Occupational therapy accompanies, supports and enables humans, who are threatened with the limitation or restriction of everyday activities. Here it concerns, people within their environment being able to accomplish significant manipulation in the areas of self-sufficiency, production and free-time. Exertion is the therapeutic medium and also the goal of intervention accordingly.
Locked-In-Syndrome is an illness of the central nervous system.
Therefore the speech therapy care contains:
- Inhibition and dismantling of pathological attitude and movement samples and courses of normal movement
- Coordination, conversation and integration of sensory preceptors
- Improvement of the central causes of disturbances from rough- and fine motor functions to the stabilization of sensory motor function and perception functions including improvement of the equilibrist function
- Improvement of neuropsychological deficits and restrictions of the cognitive abilities such as: attention, concentration, retentiveness, memory, reading comprehension, action planning, recognition of subject-matter and the recognition of space, time and people
- Learning of substitute functions
- Development and improvement of social emotional abilities, among other things within the area of emotion control, the effect or the communication
- Training of everyday activities in regard to the personal, domestic and vocational independence
- Consultation concerning suitable aid and changes in the surrounding domestic field, if necessary creation and adjustment of aid is needed
- Sharing of the patients at work, in their spare time, their environment and their public life in order to achieve the goals described above, the speech therapist should return to different treatment beginnings, as e.g. after Perfetti, Bobath, Affolter, Johnston, Catillo Morales, Feldenkrais or others
Um die oben beschriebenen Ziele zu erreichen, greift der/die Ergotherapeut/in auf verschiedene Behandlungsansätze zurück, wie z.B. nach Perfetti, Bobath, Affolter, Johnston, Catillo Morales, Feldenkrais oder anderen.
Marita Storim (Occupational therapist)
One needs to find an individual communication possibility and training together with the speech therapist.
1. Gulp training
2. Speak and voice therapy
2. Locked-In patients suffer from a malfunction of speaking and voice, which is called dysarthria.
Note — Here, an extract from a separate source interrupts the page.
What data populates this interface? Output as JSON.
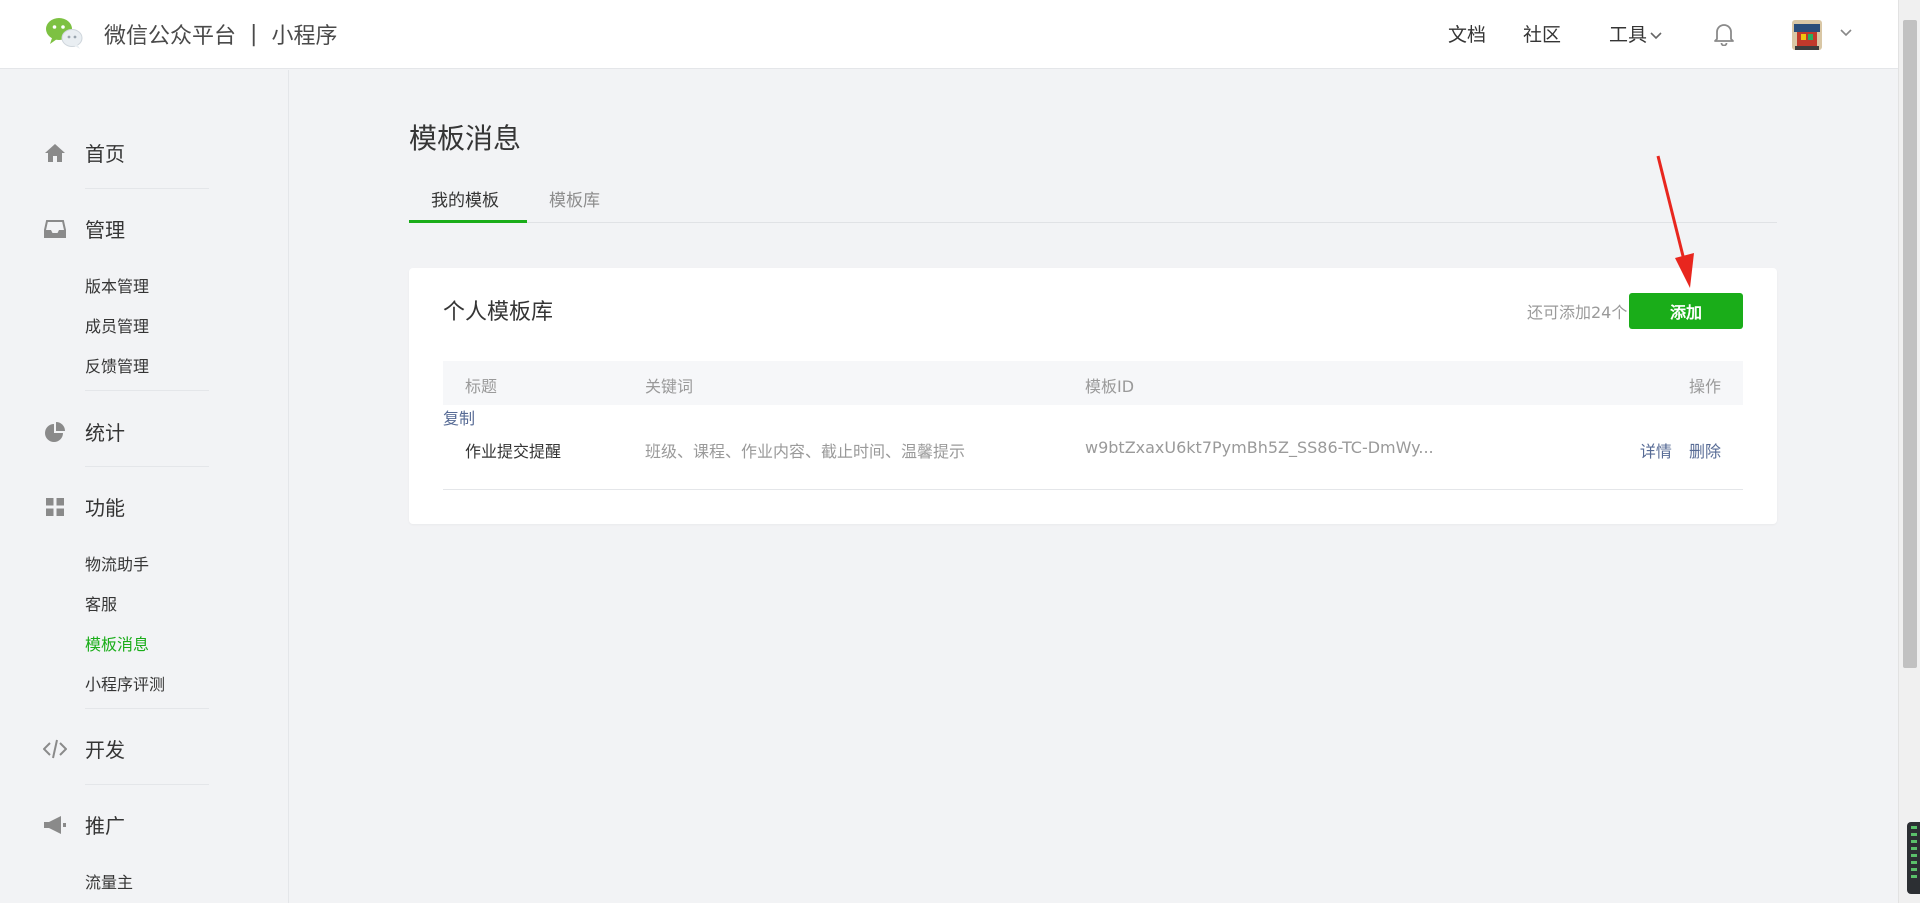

Breathing, speaking and the movement of articulation organs can be impaired in the severe phase on account of the paralyzation, so that the patient cannot make himself verbally understood. The patient's speech system remains normally, so that contact can still be made through other ways of communication (e.g. concerted signals like one shut of the lids for 'yes', two for 'no', or letter tables). Purchasing and learning more complex appliances for a supported communication (e.g. LightWriter, Aladin, Tellus with MindExpress) might be a useful attachment, because regaining the verbal language requires a lot of time and effort.
The disordered areas are initiated and trained in the speech therapeutic treatment. Exercises that intensify the breath-in and lengthen the breath-out are very useful for example for breath training. Volume and modulation ability can be trained to support the voice. For some patients it is important e.g. to exercise the breech sounds and the soft palate function for a better understanding.
Frequent and aimed exercises are precondition for re-receiving the speaking ability. You can find addresses of therapists that give these treatments through the DBL or the association of breathing, speaking and voice teachers.
Frequency of the treatment::
Five times a week in the intensive phase; reducible to two to three times per week during the course.
Receivable at any family doctor, neurologist or internist.